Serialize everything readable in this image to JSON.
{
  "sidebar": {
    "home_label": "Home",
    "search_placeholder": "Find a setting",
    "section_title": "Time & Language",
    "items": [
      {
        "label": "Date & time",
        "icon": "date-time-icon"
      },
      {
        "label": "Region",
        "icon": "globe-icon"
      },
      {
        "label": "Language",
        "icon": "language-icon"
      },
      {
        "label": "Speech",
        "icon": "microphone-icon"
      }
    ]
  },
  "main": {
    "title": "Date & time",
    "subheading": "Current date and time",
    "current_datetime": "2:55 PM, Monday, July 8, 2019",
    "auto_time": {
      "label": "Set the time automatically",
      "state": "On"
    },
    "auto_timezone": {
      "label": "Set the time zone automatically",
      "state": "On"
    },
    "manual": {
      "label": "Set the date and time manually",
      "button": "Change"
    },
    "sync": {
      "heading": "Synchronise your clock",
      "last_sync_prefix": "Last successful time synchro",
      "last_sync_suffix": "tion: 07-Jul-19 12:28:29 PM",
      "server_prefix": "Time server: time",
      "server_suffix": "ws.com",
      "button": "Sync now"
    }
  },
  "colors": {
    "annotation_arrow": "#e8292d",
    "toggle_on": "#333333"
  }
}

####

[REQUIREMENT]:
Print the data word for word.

[WORKED SOLUTION]:
Serialize everything readable in this image to JSON.
{
  "sidebar": {
    "home_label": "Home",
    "search_placeholder": "Find a setting",
    "section_title": "Time & Language",
    "items": [
      {
        "label": "Date & time",
        "icon": "date-time-icon"
      },
      {
        "label": "Region",
        "icon": "globe-icon"
      },
      {
        "label": "Language",
        "icon": "language-icon"
      },
      {
        "label": "Speech",
        "icon": "microphone-icon"
      }
    ]
  },
  "main": {
    "title": "Date & time",
    "subheading": "Current date and time",
    "current_datetime": "2:55 PM, Monday, July 8, 2019",
    "auto_time": {
      "label": "Set the time automatically",
      "state": "On"
    },
    "auto_timezone": {
      "label": "Set the time zone automatically",
      "state": "On"
    },
    "manual": {
      "label": "Set the date and time manually",
      "button": "Change"
    },
    "sync": {
      "heading": "Synchronise your clock",
      "last_sync_prefix": "Last successful time synchro",
      "last_sync_suffix": "tion: 07-Jul-19 12:28:29 PM",
      "server_prefix": "Time server: time",
      "server_suffix": "ws.com",
      "button": "Sync now"
    }
  },
  "colors": {
    "annotation_arrow": "#e8292d",
    "toggle_on": "#333333"
  }
}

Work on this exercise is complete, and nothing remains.